GREEN BAY, Wis. (WBAY) - A Green Bay woman who started a movement bringing awareness to mental illness has passed away.
Amy Bleuel was 31.
She died March 24th by suicide.
But Thursday mental health leaders in northeastern Wisconsin remembered the legacy she left through Project Semicolon.
Project Semicolon is a movement to help people battling depression and self-harm.
Bleuel used her struggle with mental illness and the struggles of those around her to start the awareness project in 2013.
The founder of the Center for Suicide Awareness Barb Bigalke calls it a movement.
"The movement that Amy started was incredible; because everybody struggles,” Bigalke said. “So she took that you know what everybody struggles and what if we had an actual symbol behind that."
That symbol became a semicolon used when a writer chooses to continue a sentence rather than end it.
We spoke to Bleuel back in April of 2015 as her movement took shape.
That symbol ended up tattooed on those who struggle mental illness across the world as they chose to stay strong.
A leader from the Brown County Coalition for Suicide Prevention who worked with Bleuel says her legacy will continue to stay strong, too.
"And that's the beauty of a semi-colon that's it's sentence that continues on,” Strommen said. “I know from her aspect that if she were here living today she would say the same thing stay strong and love endlessly."
Both Bigalke and Strommen say Bleuel's ability to break through mental health stigmas will continue as a model for the future.
"For her to actually be willing to talk about her struggles, her battles, to share her story literally around the world, is an incredible thing," said Strommen.
An obituary says Amy leaves behind a husband, David.
Family and friends are invited to a service at Pfotenhauer Funeral Home on Saturday, April 1.
People have been leaving messages of support on the Project Semicolon Facebook page:
Statement from the American Foundation for Suicide Prevention:
"We recently learned of the death of Amy Bleuel, the founder of Project Semicolon. Ms. Bleuel was a dedicated mental health advocate who devoted herself to raising awareness of mental health and the importance of reaching out when you need help. The American Foundation for Suicide Prevention offers our condolences to Amy Bleuel’s family, her friends, and everyone touched by Amy’s honest spirit. Based on reports, we understand that Ms. Bleuel died by suicide.
"With her prolific semi-colon campaign, she brought real awareness to an issue that is often misunderstood and can be complex in nature. Amy’s life was a testament that one person truly can make a difference. She had a powerful voice that gave others the confidence to speak openly about mental health.
"It is important to note that there is no single cause of suicide.
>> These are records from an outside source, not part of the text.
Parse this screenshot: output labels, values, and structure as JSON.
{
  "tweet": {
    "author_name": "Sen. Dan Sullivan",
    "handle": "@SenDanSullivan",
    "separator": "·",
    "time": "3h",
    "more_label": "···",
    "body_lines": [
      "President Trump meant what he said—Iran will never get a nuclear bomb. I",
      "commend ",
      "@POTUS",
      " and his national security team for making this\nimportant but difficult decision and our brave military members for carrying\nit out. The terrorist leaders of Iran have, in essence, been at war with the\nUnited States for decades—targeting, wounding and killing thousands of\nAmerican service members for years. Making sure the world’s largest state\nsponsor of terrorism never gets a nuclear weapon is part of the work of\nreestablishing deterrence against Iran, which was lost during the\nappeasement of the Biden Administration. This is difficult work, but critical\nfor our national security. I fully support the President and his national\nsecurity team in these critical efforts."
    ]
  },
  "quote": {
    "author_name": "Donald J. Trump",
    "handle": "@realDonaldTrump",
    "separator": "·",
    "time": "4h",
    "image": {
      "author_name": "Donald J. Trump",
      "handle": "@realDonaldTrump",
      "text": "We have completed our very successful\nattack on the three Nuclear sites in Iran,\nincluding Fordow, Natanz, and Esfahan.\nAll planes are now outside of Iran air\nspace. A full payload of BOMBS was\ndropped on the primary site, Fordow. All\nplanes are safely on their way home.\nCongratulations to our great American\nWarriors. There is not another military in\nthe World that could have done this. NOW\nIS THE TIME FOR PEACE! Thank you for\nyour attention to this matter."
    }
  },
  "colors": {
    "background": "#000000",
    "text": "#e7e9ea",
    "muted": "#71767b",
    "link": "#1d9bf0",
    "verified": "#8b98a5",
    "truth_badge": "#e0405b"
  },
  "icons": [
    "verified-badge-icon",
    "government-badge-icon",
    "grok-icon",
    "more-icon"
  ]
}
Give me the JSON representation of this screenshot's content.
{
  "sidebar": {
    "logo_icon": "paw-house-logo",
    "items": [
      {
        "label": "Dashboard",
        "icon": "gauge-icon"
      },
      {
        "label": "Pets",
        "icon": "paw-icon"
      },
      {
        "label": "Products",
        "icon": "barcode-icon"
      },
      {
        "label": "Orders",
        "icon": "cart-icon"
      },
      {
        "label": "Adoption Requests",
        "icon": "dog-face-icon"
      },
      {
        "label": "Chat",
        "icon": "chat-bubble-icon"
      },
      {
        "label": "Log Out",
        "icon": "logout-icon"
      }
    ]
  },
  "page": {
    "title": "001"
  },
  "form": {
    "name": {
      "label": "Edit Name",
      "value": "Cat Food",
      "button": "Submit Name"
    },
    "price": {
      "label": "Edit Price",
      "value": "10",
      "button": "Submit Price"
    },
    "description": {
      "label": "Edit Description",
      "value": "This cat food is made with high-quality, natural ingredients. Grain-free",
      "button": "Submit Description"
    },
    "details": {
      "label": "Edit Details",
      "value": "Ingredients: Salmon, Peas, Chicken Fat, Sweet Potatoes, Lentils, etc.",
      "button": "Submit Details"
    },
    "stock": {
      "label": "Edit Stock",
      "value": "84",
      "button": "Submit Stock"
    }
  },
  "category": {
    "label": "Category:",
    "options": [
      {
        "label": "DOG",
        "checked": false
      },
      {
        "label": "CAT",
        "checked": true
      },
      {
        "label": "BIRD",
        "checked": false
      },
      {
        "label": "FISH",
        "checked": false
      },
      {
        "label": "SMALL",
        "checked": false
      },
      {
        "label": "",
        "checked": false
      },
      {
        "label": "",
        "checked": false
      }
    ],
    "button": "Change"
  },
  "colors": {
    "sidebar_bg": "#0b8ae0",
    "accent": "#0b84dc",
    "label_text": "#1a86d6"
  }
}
Suicide most often occurs when several stressors and health issues converge to create an experience of hopelessness and despair. However, most people who actively manage their mental health conditions lead fulfilling lives. We must do more to prevent such tragic deaths through greater awareness of mental health issues, common warning signs, effective interventions and treatments. Suicide is preventable, and we all have a role to play to end the tragedy of suicide. Suicide is the tenth leading cause of death in the U.S."